Inspired by the cybernetic and feedback works of Roland Kayn, Éliane Radigue, Bebe Barron, and Jaap Vink, and embracing an anything-goes noise music aesthetic, this collection of works from early 2022 explores analog feedback loops and self-regulating patches in Eurorack modular.
In these pieces, audio signals are routed back into themselves, and used to control processes and trigger events. While these are performed improvisations, “performance” in this case does not mean strict control, since these systems influence themselves as much as the performer does.
A quick acknowledgement that these noisy soundscapes might not be for everyone. Don’t worry. I won’t be offended.
A mess of Eurorack CV feedback that’s not random. It’s chaotic!
This instrument creates chaotic synthesized music that I interact with using four knobs. The music that this synthesizer creates is not random. It is determined by a set of “rules” created by the different components interacting with each other. However, because each of these modules influences and is influenced by several others, the interconnected network of interactions obfuscates the rules of the system. This leads to the instrument’s chaotic, incomprehensible behavior.
As with all chaotic systems, though, if it were possible to understand all of the different components and their relationships, and do complex enough calculations, we would be able to predict the outcome of all of our interactions.
Patch notes: ….Uh…. I just kept patching things back into each other, and this is where I ended up.
Better explained on the La Synthèse Humaine channel, “cybernetics” here follows Norbert Wiener’s definition: “control and communication in the animal and the machine,” since these audio feedback systems are “self-regulating” (self-controling?) sonic ecosystems.
Anyway, I’ve put together a playlist of my improvisations, collaborations, and ramblings about feedback and cybernetic systems. Enjoy!
Create dynamic feedback loops on a cheap mixer and pedals. With just a few pieces of equipment you can make wonderful, interactive, and unpredictable sound systems.
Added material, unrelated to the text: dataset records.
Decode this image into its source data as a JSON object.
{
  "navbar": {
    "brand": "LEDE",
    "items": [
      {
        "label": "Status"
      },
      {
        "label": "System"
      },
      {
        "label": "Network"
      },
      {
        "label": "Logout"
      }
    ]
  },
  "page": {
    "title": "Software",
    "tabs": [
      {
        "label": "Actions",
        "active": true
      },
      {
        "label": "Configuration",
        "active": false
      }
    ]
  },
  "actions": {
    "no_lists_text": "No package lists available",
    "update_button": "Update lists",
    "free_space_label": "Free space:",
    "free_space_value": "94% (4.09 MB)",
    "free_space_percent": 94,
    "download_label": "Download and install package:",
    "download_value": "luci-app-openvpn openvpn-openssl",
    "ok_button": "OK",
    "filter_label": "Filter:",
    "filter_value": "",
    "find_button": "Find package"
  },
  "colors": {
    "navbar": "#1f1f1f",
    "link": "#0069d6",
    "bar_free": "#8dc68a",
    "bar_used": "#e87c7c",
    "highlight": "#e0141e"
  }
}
Over the summer, I’ve been thinking a lot about feedback and how simple devices can create complex sounds when fed back into themselves. Alongside checking out a lot of great music, I’ve been reading about 1950s “Cybernetics” and 1990s Japanese “Noise Music”, and considering the expressive possibilities of resonance and feedback. In this video I show a simple way to put together a noisy feedback loop setup with inexpensive equipment I had sitting in my drawer.